Because of him, I spent six months at 17 looking for a copy of The Third Man both here and in Forrest County. I remember the moment I found it at the Laurel-Jones County Library rooted to the floor with relief and happiness. And it only got better after I played it. Years later I made a comment to Sam Esmail about how Mr. Robot had this unusual Third Man feel to it when BAM a few minutes later–they were on a ferris wheel. Someone, like me, had just absorbed their film education. And all these years later, I am enormously grateful for the introduction. It was worth the six months.

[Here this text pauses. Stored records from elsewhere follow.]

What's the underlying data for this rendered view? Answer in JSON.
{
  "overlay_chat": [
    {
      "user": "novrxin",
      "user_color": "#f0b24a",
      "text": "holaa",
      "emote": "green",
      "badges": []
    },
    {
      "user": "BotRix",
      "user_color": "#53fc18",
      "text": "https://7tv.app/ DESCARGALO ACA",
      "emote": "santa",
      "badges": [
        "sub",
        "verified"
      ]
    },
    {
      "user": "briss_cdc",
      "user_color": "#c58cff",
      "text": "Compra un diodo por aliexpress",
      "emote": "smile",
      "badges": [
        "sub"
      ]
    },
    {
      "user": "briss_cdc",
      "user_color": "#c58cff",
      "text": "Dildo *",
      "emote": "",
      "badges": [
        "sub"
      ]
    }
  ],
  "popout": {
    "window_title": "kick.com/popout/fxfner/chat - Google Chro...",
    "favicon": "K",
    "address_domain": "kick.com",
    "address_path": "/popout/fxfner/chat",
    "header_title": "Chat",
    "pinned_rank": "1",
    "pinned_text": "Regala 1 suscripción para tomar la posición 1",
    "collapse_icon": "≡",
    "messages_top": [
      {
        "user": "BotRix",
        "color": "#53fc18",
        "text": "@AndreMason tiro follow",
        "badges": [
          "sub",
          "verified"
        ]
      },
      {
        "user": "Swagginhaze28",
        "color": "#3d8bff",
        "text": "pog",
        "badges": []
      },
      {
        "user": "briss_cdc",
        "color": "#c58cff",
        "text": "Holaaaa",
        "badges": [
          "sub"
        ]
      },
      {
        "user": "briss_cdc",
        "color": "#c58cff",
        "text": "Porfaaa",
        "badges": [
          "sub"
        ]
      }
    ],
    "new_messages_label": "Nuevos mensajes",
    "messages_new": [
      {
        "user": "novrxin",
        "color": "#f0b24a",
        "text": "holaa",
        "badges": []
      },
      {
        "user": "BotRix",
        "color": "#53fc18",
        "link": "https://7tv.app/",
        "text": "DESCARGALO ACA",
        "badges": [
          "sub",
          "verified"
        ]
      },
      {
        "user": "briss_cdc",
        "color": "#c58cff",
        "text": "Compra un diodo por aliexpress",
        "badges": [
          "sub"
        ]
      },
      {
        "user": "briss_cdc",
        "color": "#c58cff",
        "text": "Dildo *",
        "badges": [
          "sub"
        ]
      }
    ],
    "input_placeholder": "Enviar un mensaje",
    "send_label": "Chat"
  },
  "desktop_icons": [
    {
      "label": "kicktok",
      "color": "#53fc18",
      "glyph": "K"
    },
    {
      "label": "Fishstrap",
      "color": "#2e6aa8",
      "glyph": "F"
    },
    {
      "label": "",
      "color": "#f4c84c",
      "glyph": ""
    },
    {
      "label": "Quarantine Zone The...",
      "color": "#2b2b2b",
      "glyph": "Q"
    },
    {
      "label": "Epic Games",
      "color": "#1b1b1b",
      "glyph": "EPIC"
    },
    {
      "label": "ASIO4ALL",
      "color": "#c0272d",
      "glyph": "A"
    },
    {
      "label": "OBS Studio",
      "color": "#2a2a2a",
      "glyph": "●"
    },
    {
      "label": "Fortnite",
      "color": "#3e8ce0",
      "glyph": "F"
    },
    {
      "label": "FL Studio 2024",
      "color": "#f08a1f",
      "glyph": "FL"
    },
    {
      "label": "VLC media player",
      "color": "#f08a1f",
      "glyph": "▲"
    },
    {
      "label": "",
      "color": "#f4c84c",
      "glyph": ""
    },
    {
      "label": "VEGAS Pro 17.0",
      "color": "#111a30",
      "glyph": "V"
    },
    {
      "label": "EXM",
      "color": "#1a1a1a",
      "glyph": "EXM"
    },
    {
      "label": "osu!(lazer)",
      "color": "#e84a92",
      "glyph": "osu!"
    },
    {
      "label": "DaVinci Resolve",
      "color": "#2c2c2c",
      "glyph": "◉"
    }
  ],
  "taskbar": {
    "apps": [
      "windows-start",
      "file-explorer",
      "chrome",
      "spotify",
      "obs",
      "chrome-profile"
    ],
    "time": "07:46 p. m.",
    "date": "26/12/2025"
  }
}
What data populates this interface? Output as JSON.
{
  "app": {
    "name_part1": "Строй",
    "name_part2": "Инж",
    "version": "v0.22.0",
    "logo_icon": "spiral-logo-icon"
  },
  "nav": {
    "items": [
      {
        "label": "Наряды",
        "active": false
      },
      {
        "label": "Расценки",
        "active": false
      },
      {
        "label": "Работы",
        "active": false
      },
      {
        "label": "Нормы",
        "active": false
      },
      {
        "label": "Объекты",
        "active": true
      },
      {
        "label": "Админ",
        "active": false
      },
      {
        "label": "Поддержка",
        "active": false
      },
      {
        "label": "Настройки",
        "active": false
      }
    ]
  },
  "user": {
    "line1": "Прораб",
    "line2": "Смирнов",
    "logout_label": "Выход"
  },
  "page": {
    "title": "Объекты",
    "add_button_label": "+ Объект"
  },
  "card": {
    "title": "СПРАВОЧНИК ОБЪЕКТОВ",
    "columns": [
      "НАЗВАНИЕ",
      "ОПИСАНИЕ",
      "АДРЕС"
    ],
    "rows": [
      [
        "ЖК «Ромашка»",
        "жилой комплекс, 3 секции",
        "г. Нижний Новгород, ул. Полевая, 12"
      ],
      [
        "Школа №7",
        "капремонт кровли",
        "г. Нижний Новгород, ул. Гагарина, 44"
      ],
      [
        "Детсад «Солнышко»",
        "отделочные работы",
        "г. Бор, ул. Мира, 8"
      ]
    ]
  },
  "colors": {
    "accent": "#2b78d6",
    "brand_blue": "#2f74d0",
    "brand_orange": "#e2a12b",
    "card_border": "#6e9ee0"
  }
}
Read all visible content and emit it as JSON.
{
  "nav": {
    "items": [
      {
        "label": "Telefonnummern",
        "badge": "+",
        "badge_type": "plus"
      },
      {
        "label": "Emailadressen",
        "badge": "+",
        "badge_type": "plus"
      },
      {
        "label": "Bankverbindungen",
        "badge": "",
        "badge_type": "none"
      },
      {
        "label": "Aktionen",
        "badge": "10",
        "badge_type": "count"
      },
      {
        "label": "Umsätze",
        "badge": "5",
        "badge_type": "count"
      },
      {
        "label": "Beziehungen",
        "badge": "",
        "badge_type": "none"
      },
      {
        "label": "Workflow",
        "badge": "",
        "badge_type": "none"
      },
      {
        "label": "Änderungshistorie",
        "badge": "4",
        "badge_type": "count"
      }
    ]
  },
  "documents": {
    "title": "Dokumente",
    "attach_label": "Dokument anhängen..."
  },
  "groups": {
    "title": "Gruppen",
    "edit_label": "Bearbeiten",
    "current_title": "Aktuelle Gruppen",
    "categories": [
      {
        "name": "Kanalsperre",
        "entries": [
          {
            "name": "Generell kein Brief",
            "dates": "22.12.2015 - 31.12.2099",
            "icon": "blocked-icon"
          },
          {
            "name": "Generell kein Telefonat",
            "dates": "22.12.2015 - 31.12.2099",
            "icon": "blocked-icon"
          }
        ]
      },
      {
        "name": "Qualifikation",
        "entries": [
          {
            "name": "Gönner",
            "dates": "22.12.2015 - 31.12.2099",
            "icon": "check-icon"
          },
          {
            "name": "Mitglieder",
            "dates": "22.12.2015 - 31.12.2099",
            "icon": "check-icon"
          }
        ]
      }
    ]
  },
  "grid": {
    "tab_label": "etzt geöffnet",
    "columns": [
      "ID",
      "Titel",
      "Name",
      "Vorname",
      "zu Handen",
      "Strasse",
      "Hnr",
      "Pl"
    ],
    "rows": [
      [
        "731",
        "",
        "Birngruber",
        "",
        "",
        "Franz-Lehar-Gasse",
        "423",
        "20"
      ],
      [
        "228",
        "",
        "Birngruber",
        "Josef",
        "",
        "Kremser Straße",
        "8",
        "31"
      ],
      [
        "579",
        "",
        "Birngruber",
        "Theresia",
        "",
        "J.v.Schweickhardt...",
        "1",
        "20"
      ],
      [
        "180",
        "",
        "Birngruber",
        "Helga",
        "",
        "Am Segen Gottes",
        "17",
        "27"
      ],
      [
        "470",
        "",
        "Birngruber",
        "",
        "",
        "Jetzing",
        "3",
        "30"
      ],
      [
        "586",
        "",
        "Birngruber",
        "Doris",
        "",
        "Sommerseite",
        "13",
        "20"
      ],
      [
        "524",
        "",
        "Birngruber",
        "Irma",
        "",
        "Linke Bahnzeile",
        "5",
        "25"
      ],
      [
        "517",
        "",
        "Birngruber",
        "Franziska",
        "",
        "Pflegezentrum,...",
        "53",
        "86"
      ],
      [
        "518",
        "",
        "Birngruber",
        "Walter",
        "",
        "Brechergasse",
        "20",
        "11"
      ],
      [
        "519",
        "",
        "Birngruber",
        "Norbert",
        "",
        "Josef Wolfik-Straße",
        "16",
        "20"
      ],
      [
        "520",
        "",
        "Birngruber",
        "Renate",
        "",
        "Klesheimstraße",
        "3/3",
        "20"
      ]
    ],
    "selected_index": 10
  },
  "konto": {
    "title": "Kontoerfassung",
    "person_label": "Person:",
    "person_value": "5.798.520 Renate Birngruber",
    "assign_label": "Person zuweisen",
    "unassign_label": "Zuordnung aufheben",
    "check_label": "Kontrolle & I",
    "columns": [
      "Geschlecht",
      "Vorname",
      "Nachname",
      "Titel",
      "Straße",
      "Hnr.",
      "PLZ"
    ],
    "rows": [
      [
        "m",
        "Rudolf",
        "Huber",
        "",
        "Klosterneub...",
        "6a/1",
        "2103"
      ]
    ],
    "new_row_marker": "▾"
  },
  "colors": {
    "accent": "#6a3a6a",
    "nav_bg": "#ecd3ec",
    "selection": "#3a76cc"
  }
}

And that’s what you want in a script editor: someone who understands what film means on a very visceral level and has demonstrated a dedication to understanding the structure–structure, I say, dears, not theory–of film.
Now for the resume. I left the Free State of Jones (yes, it is a real place, peeps) to live in LA when I was 22. I wasn’t involved in film yet, but eventually I became a reader for a small production company in Los Angeles, where I was told I gave “the best notes in the business” by a pretty well known actor who’s been at it a while. That was all the encouragement I needed.
I have served as a freelance editor for almost ten years. I have exceptional rates and provide you with in-depth coverage. I generally work this way:
For the non-professional, aspiring, or still-in-the-contest stage:
I offer an exceptionally reasonable rate of a $1.00 a page, plus shipping. You receive a marked-up script on actual Bona Fide paper. I also include an email with a very tight professional analysis, and then follow up with you with as long as a phone consultation you’d like.
For the Professional Production Company:
You’re not going to get off that cheap. I’m making a break for those who have to pay contest fees. However, you get more bang for your buckolas:
My flat fee for professional features that are slated for production is $450, but it covers all aspects of the script. This includes at least three revisions, unlimited phone consultation, and if you are in the New Orleans area, a face-to-face conference if you so desire. (Which means, you are paying for lunch, and I’m coming into town to meet you and for God’s sake, tooling over to the Whole Foods on Magazine to get myself some decent yogurt). We will edit that sucker within an inch of its life until it is completely done. If continuity winds up being a problem, it’ll be the super and editor’s fault–not your scripts!
I also write pitches, cover letters (killer!) and synopsis. Those prices vary by production and level of expertise.
Give me a call at (Nine-oh-one) six four nine-zero zero two seven or drop me a line at Brownie Carlisle AT Gmail dot Com. I can also be found on Twitter and on WeChat at BrownieCarlisle. I’m available after twelve every day that ends in Y. There is no charge to get my opinion on your work over the phone, pal. Call. You’ll be glad you did.
I look forward to hearing from you.